In 2006 I completed an undergraduate thesis at the University of New South Wales as part of a bachelor of engineering at the University’s School of Photovoltaic and Renewable Energy Engineering. I have included the summary and full report below. Plenty has changed since 2006, but the key points and findings in this report still ring true…
Vehicle integrated photovoltaics (VIPV) is a fuel delivery system like no other. It has the potential to re-shape the world’s transportation systems, from centralised and dependant, to distributed and autonomous. Despite this, the concept remains poorly understood and seldom researched.
This report reveals that VIPV is no longer a design curiosity. Its benefits are wide ranging and its implementation is both technically and economically feasible in many instances. Trends in vehicle design, photovoltaics, vehicle use, government policy and consumer behaviour all point to the potential for widespread implementation in the near future.

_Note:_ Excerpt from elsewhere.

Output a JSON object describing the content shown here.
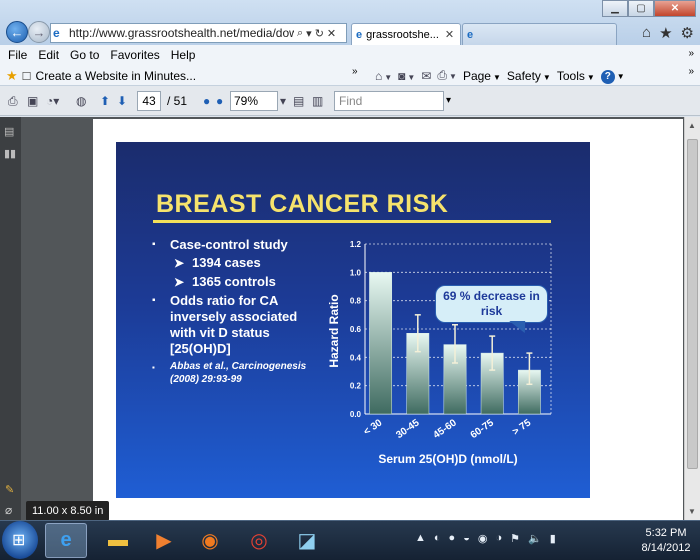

This report was written to bring all these potential benefits together, to assess the current state of research and propose a number of opportunities for further investigation. This has been conducted with the many engineering, economic, legal and social constraints of vehicle design firmly in mind. Additionally, the current state of transportation fuels and technology have also been reviewed, to identify the synergies and shortcomings of the concept of VIPV. It is within this broad context that well over 40 distinct benefits, opportunities for application, and key trends, have been identified.
Download the full report (3.3MB PDF): Opportunities for Vehicle Integrated Photovoltaics
Reproduction of this document or its content is prohibited without prior consent from the author.